Russian Grandfather Frost found himself under the fir tree much later still. In pre-revolutionary Russia, Christmas was celebrated without him. The Russian children still associated Grandfather Frost with the cruel spirit of winter, so rare attempts to invite the Grandfather to the holiday in accordance with the Western tradition ended unsuccessfully – the children simply sobbed or fled in fear. It went well only in the 30s of the XX century, when the tales of Karachun were thoroughly forgotten. It was then that Grandfather Frost got a Snow Maiden, who softened the image of the harsh old man and acted as a mediator between him and the kids.
Daughter or granddaughter?

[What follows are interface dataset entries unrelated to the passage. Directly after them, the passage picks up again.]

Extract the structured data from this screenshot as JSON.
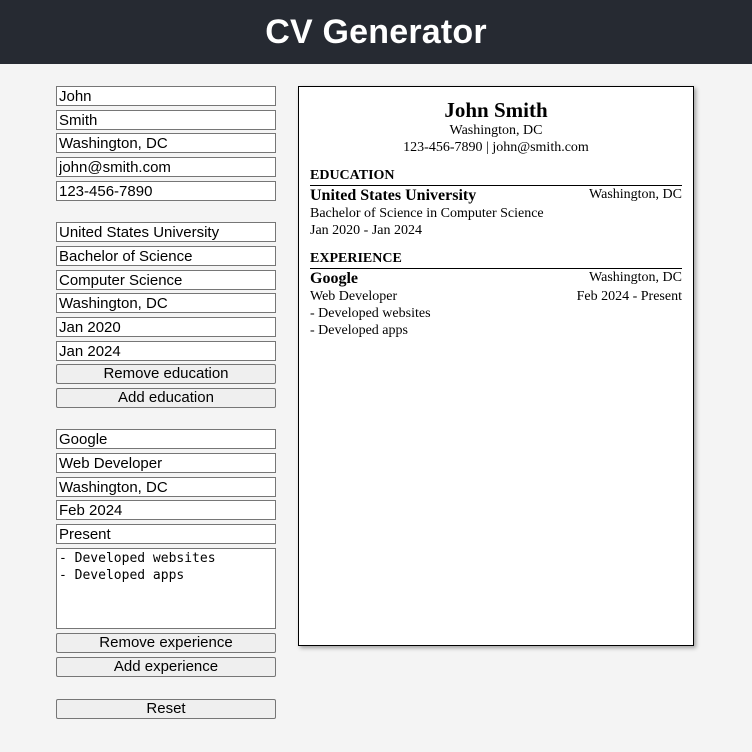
{
  "app": {
    "title": "CV Generator"
  },
  "form": {
    "personal": {
      "first_name": "John",
      "last_name": "Smith",
      "location": "Washington, DC",
      "email": "john@smith.com",
      "phone": "123-456-7890"
    },
    "education": {
      "school": "United States University",
      "degree": "Bachelor of Science",
      "field": "Computer Science",
      "location": "Washington, DC",
      "start": "Jan 2020",
      "end": "Jan 2024",
      "remove_label": "Remove education",
      "add_label": "Add education"
    },
    "experience": {
      "company": "Google",
      "position": "Web Developer",
      "location": "Washington, DC",
      "start": "Feb 2024",
      "end": "Present",
      "description": "- Developed websites\n- Developed apps",
      "remove_label": "Remove experience",
      "add_label": "Add experience"
    },
    "reset_label": "Reset"
  },
  "preview": {
    "name": "John Smith",
    "location": "Washington, DC",
    "phone": "123-456-7890",
    "separator": "|",
    "email": "john@smith.com",
    "education_heading": "EDUCATION",
    "education": {
      "school": "United States University",
      "location": "Washington, DC",
      "degree_line": "Bachelor of Science in Computer Science",
      "dates": "Jan 2020 - Jan 2024"
    },
    "experience_heading": "EXPERIENCE",
    "experience": {
      "company": "Google",
      "location": "Washington, DC",
      "position": "Web Developer",
      "dates": "Feb 2024 - Present",
      "bullets": [
        "- Developed websites",
        "- Developed apps"
      ]
    }
  }
}
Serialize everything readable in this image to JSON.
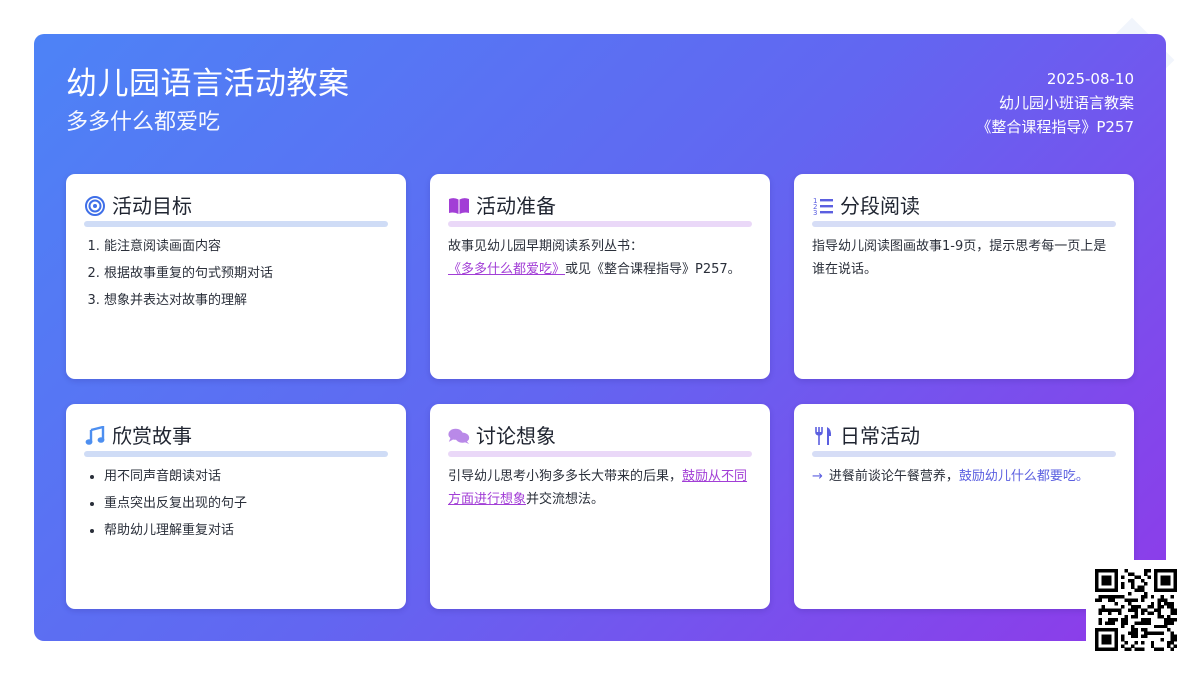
{
  "header": {
    "title": "幼儿园语言活动教案",
    "subtitle": "多多什么都爱吃"
  },
  "meta": {
    "date": "2025-08-10",
    "category": "幼儿园小班语言教案",
    "source": "《整合课程指导》P257"
  },
  "cards": {
    "goals": {
      "title": "活动目标",
      "icon": "target-icon",
      "items": [
        "能注意阅读画面内容",
        "根据故事重复的句式预期对话",
        "想象并表达对故事的理解"
      ]
    },
    "preparation": {
      "title": "活动准备",
      "icon": "book-open-icon",
      "text_before": "故事见幼儿园早期阅读系列丛书：",
      "link": "《多多什么都爱吃》",
      "text_after": "或见《整合课程指导》P257。"
    },
    "reading": {
      "title": "分段阅读",
      "icon": "numbered-list-icon",
      "text": "指导幼儿阅读图画故事1-9页，提示思考每一页上是谁在说话。"
    },
    "appreciation": {
      "title": "欣赏故事",
      "icon": "music-note-icon",
      "items": [
        "用不同声音朗读对话",
        "重点突出反复出现的句子",
        "帮助幼儿理解重复对话"
      ]
    },
    "discussion": {
      "title": "讨论想象",
      "icon": "chat-bubbles-icon",
      "text_before": "引导幼儿思考小狗多多长大带来的后果，",
      "link": "鼓励从不同方面进行想象",
      "text_after": "并交流想法。"
    },
    "daily": {
      "title": "日常活动",
      "icon": "utensils-icon",
      "text_before": "进餐前谈论午餐营养，",
      "highlight": "鼓励幼儿什么都要吃。"
    }
  },
  "colors": {
    "gradient_start": "#4d83f6",
    "gradient_end": "#8f3ae9",
    "accent_blue": "#3f6fe8",
    "accent_purple": "#a23ed6",
    "accent_indigo": "#5b5fe0"
  }
}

The answer to the question, who is Snow Maiden to Grandfather Frost, is not so unambiguous. Today’s children believe that she is his granddaughter. However, their great-grandparents had a different opinion.
The fact is that the image of the Snow Maiden became loved by children and adults after Alexander Ostrovsky’s play of the same name was published. In this work, the Snow Maiden was Grandfather Frost’s daughter, while her mother was The Beautiful Spring.
In Soviet times, the Snow Maiden turned from a teenage girl into a little girl and became the granddaughter of Grandfather Frost. Over the years, she grew up and again turned into a maiden, as in Ostrovsky’s play, but the family ties with Grandfather Frost remained unchanged.
However, whoever the Snow Maiden is to Grandfather Frost, she was his invariable companion on all the Soviet New Year Tree parties. The exception was made only for a couple of years in the early 60-ies after the flight of Yuri Gagarin into space. Then Grandfather Frost was accompanied at the festivities by a cosmonaut, rather than the Snow Maiden.
By the way
The 1th of January was once an ordinary working day. Only in 1947 did the first day of the year become officially declared as a holiday and a day off by the decree of the Presidium of the Supreme Soviet of the USSR.